Mark Goldring announced on Wednesday he would stand down from Oxfam GB at the end of the year in order to allow fresh leadership to navigate past recent criticism.
He rejoined Oxfam in 2013, about three years after the scandal, and the charity denied his exit is related to his handling of the fallout.
Mr Goldring said: “Following the very public exposure of Oxfam’s past failings, we have redoubled our efforts to ensure that Oxfam is a safe and respectful place for all who have contact with us. We are now laying strong foundations for recovery.
“I think that this journey will best be led by someone bringing fresh vision and energy and making a long-term commitment to see it through.”
Oxfam chairwoman Caroline Thomson said it was with “great sadness” she accepted the resignation of the man who battled the “test of a lifetime” at the charity.
Asked if the resignation is related to how he dealt with the crisis, an Oxfam spokeswoman said: “No, it’s absolutely not to do with his handling at all.”
Oxfam was plunged into crisis in February when it emerged some of its workers engaged in “sex parties” with prostitutes in the aftermath of 2010’s earthquake in the Caribbean country.
Mr Goldring apologised for the actions of charity staff when he appeared before MPs and also for his own comment to the Guardian that the charity was being attacked as if it had “murdered babies in their cots”.
Intense criticism over reports of sexual misconduct quickly led to the resignation of Oxfam’s then deputy chief executive, Penny Lawrence.
At that point, Mr Goldring said he would not step down unless the charity’s board lost faith in his leadership.

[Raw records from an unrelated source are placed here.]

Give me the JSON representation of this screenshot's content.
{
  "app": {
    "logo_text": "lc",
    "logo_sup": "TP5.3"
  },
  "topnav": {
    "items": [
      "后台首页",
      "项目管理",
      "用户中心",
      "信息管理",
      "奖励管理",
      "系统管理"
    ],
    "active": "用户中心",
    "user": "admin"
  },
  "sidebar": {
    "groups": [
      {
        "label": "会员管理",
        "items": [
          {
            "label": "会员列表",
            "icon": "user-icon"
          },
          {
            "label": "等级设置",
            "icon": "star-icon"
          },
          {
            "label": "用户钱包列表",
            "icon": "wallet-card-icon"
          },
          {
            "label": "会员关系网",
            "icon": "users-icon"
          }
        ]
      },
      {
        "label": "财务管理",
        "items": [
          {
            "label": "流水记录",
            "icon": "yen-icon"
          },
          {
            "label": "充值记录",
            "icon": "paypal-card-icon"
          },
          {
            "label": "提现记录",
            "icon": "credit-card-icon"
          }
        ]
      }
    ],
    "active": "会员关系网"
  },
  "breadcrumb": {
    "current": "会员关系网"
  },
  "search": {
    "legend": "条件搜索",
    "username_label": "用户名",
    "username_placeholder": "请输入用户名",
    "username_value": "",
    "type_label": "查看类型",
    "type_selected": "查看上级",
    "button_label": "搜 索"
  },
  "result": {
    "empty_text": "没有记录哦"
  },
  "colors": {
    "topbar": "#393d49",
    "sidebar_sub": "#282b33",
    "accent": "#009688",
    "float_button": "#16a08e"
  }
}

Mr Goldring, who first worked for Oxfam as Bangladesh country director in the 1990s, will continue to lead the charity until a successor is found.